The college cheating scandal was blown open on March 12, 2019, by United States federal prosecutors. Now the celebrities involved with college admissions bribery scam are getting close to being punished for their roles in using unscrupulous means to get their kids into universities they were not qualified to get into on their own merits.
Felicity Huffman is scheduled to be sentenced next Friday in Boston for her involvement in the college cheating scandal. In April, she pleaded guilty to paying $15,000 to consultant Rick Singer, founder of the fraudulent Key Worldwide Foundation that took money in exchange for getting children of wealthy parents admitted into prestigious schools that they had no business attending. Singer was able to boost the SAT scores of Huffman’s daughter.
On Friday, attorneys for Huffman pleaded with a federal judge to spare the Desperate Housewives actress from any jail time. Federal prosecutors had initially said that Huffman should serve at least four months in prison for her crimes, but they lowered their recommendation on Friday to only one month in jail.
Huffman’s lawyers asked the Boston judge to be lenient in sentencing the actress and to only give her probation, community service and a fine. Huffman’s attorneys suggested that the actress be sentenced to one year of probation, 250 hours of community service with an organization that works with at-risk youth in Los Angeles and a $20,000 fine.
Huffman said that she only tried to use her wealth to bribe her daughter into college to give her daughter a “fair shot.”

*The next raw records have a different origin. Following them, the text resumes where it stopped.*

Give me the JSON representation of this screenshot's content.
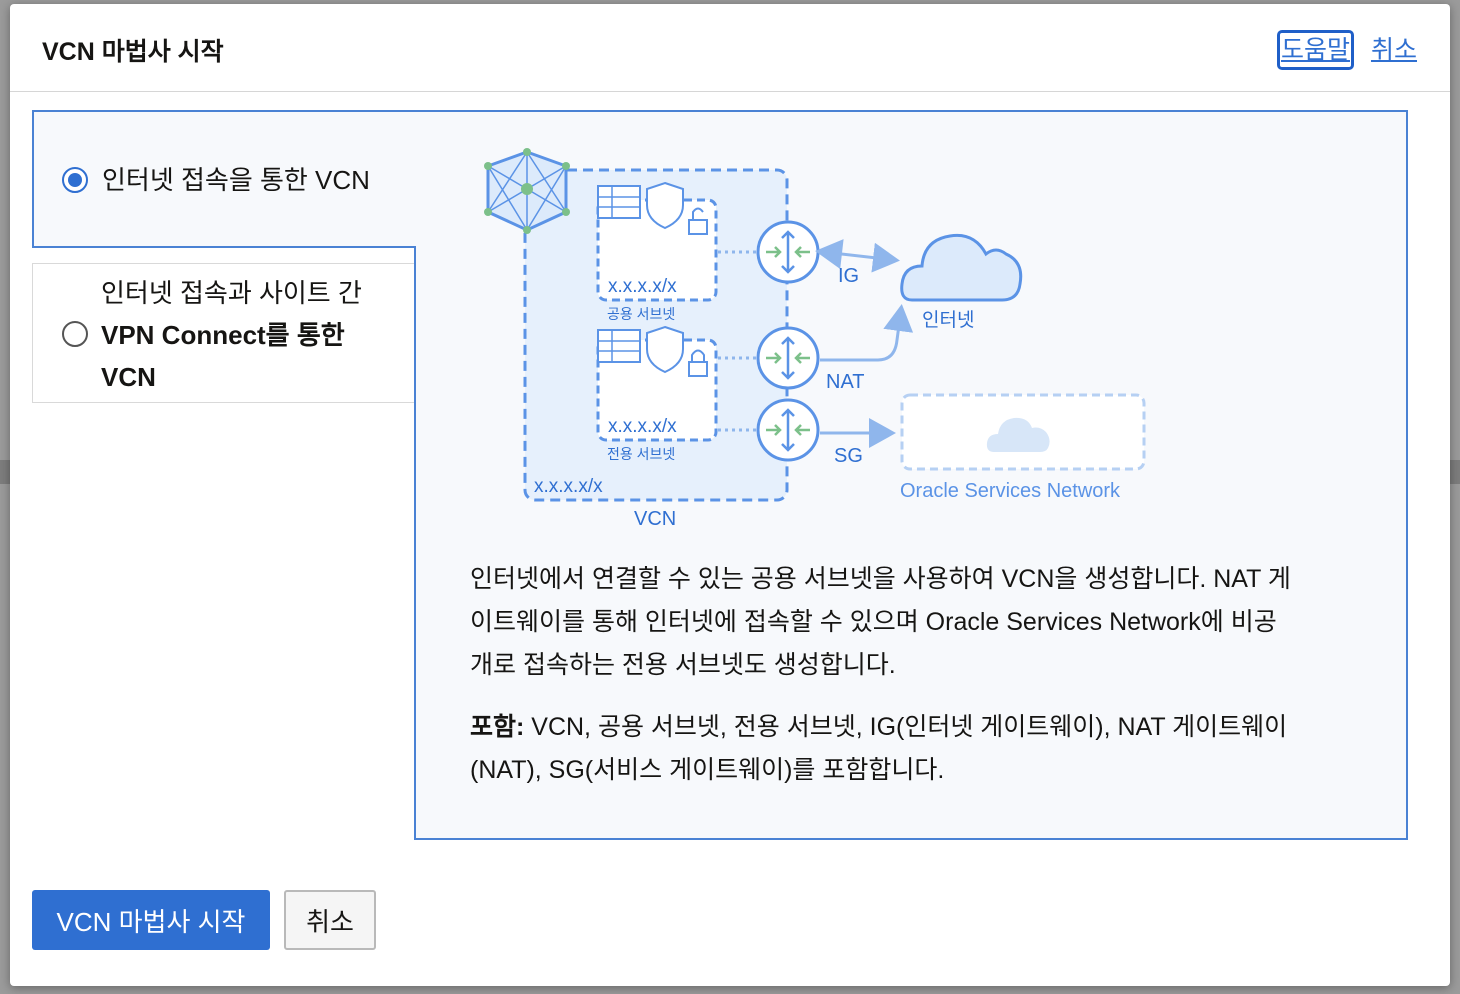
{
  "modal": {
    "title": "VCN 마법사 시작",
    "help_link": "도움말",
    "cancel_link": "취소"
  },
  "options": [
    {
      "label": "인터넷 접속을 통한 VCN",
      "selected": true
    },
    {
      "label_lines": [
        "인터넷 접속과 사이트 간",
        "VPN Connect를 통한",
        "VCN"
      ],
      "selected": false
    }
  ],
  "diagram": {
    "public_subnet_cidr": "x.x.x.x/x",
    "public_subnet_label": "공용 서브넷",
    "private_subnet_cidr": "x.x.x.x/x",
    "private_subnet_label": "전용 서브넷",
    "vcn_cidr": "x.x.x.x/x",
    "vcn_label": "VCN",
    "ig_label": "IG",
    "nat_label": "NAT",
    "sg_label": "SG",
    "internet_label": "인터넷",
    "osn_label": "Oracle Services Network"
  },
  "description_lines": [
    "인터넷에서 연결할 수 있는 공용 서브넷을 사용하여 VCN을 생성합니다. NAT 게",
    "이트웨이를 통해 인터넷에 접속할 수 있으며 Oracle Services Network에 비공",
    "개로 접속하는 전용 서브넷도 생성합니다."
  ],
  "includes": {
    "label": "포함:",
    "line1": " VCN, 공용 서브넷, 전용 서브넷, IG(인터넷 게이트웨이), NAT 게이트웨이",
    "line2": "(NAT), SG(서비스 게이트웨이)를 포함합니다."
  },
  "footer": {
    "start_button": "VCN 마법사 시작",
    "cancel_button": "취소"
  },
  "colors": {
    "accent": "#2f6fd1",
    "panel_border": "#4a82d4",
    "diagram_blue": "#5b93e6",
    "diagram_fill": "#e6f0fc",
    "router_green": "#7cc08a"
  }
}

“In my desperation to be a good mother, I talked myself into believing that all I was doing was giving my daughter a fair shot,” Huffman wrote. “I see the irony in that statement now because what I have done is the opposite of fair. I have broken the law, deceived the educational community, betrayed my daughter, and failed my family.”
“Her efforts weren’t driven by need or desperation, but by a sense of entitlement, or at least moral cluelessness, facilitated by wealth and insularity,” the prosecution wrote. “Millions of parents send their kids to college every year. All of them care as much as she does about their children’s fortunes. But they don’t buy fake SAT scores and joke about it… along the way.”
In other college admissions cheating scandal news, Olivia Jade Giannulli broke her silence on Instagram in a major way and her lawyers are not happy. The daughter of Full House actress Lori Loughlin shared a photo of her giving the middle finger to the media.
Since the college cheating scandal broke, Olivia Jade has been extremely quiet on social media. Olivia Jade, who was an Instagram influencer and YouTube star, has posted twice since the college admissions scam became public news — a photo of her actress mother and her as a baby for her mom’s birthday in July.
On August 11, Olivia Jade posted a photo of her giving not one, but two middle fingers and she tags media companies “@dailymail @starmagazine @people @perezhilton @everyothermediaoutlet.” She included the hashtags: “#close #source #says.”
Flipping off the media and not keeping a low profile goes against everything Loughlin and Giannulli’s lawyers have advised. Olivia’s lawyers have reportedly advised her to not post anything on social media because it could be used against her in court in the future.
“Her lawyers begged her not to post anything,” a close source allegedly told Us Weekly. “Prosecutors are going to question her about it and show everything to the jury.”